[Instructions for the task]:
A word-for-word copy of every entry below is required; the images do not belong in it.

═════ Dataset content

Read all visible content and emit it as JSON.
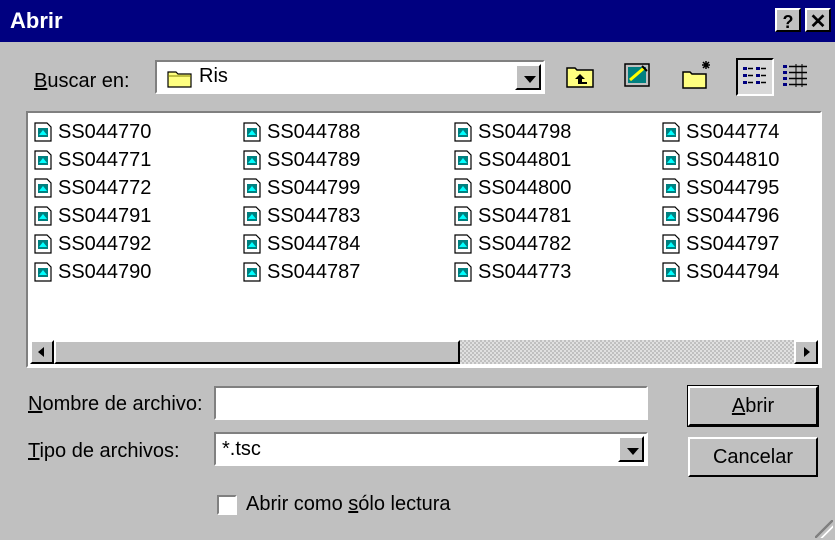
{
  "window": {
    "title": "Abrir",
    "help_glyph": "?",
    "close_glyph": "✕"
  },
  "lookin": {
    "label_u": "B",
    "label_rest": "uscar en:",
    "value": "Ris",
    "icon": "folder-icon"
  },
  "toolbar": {
    "icons": [
      "up-one-level-icon",
      "desktop-icon",
      "new-folder-icon",
      "list-view-icon",
      "details-view-icon"
    ]
  },
  "files": [
    [
      "SS044770",
      "SS044788",
      "SS044798",
      "SS044774"
    ],
    [
      "SS044771",
      "SS044789",
      "SS044801",
      "SS044810"
    ],
    [
      "SS044772",
      "SS044799",
      "SS044800",
      "SS044795"
    ],
    [
      "SS044791",
      "SS044783",
      "SS044781",
      "SS044796"
    ],
    [
      "SS044792",
      "SS044784",
      "SS044782",
      "SS044797"
    ],
    [
      "SS044790",
      "SS044787",
      "SS044773",
      "SS044794"
    ]
  ],
  "filename": {
    "label_u": "N",
    "label_rest": "ombre de archivo:",
    "value": ""
  },
  "filetype": {
    "label_u": "T",
    "label_rest": "ipo de archivos:",
    "value": "*.tsc"
  },
  "readonly": {
    "label_pre": "Abrir como ",
    "label_u": "s",
    "label_rest": "ólo lectura",
    "checked": false
  },
  "buttons": {
    "open_u": "A",
    "open_rest": "brir",
    "cancel": "Cancelar"
  },
  "colors": {
    "titlebar": "#000080",
    "face": "#c0c0c0"
  }
}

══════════

[Output for this exercise]:
Read all visible content and emit it as JSON.
{
  "window": {
    "title": "Abrir",
    "help_glyph": "?",
    "close_glyph": "✕"
  },
  "lookin": {
    "label_u": "B",
    "label_rest": "uscar en:",
    "value": "Ris",
    "icon": "folder-icon"
  },
  "toolbar": {
    "icons": [
      "up-one-level-icon",
      "desktop-icon",
      "new-folder-icon",
      "list-view-icon",
      "details-view-icon"
    ]
  },
  "files": [
    [
      "SS044770",
      "SS044788",
      "SS044798",
      "SS044774"
    ],
    [
      "SS044771",
      "SS044789",
      "SS044801",
      "SS044810"
    ],
    [
      "SS044772",
      "SS044799",
      "SS044800",
      "SS044795"
    ],
    [
      "SS044791",
      "SS044783",
      "SS044781",
      "SS044796"
    ],
    [
      "SS044792",
      "SS044784",
      "SS044782",
      "SS044797"
    ],
    [
      "SS044790",
      "SS044787",
      "SS044773",
      "SS044794"
    ]
  ],
  "filename": {
    "label_u": "N",
    "label_rest": "ombre de archivo:",
    "value": ""
  },
  "filetype": {
    "label_u": "T",
    "label_rest": "ipo de archivos:",
    "value": "*.tsc"
  },
  "readonly": {
    "label_pre": "Abrir como ",
    "label_u": "s",
    "label_rest": "ólo lectura",
    "checked": false
  },
  "buttons": {
    "open_u": "A",
    "open_rest": "brir",
    "cancel": "Cancelar"
  },
  "colors": {
    "titlebar": "#000080",
    "face": "#c0c0c0"
  }
}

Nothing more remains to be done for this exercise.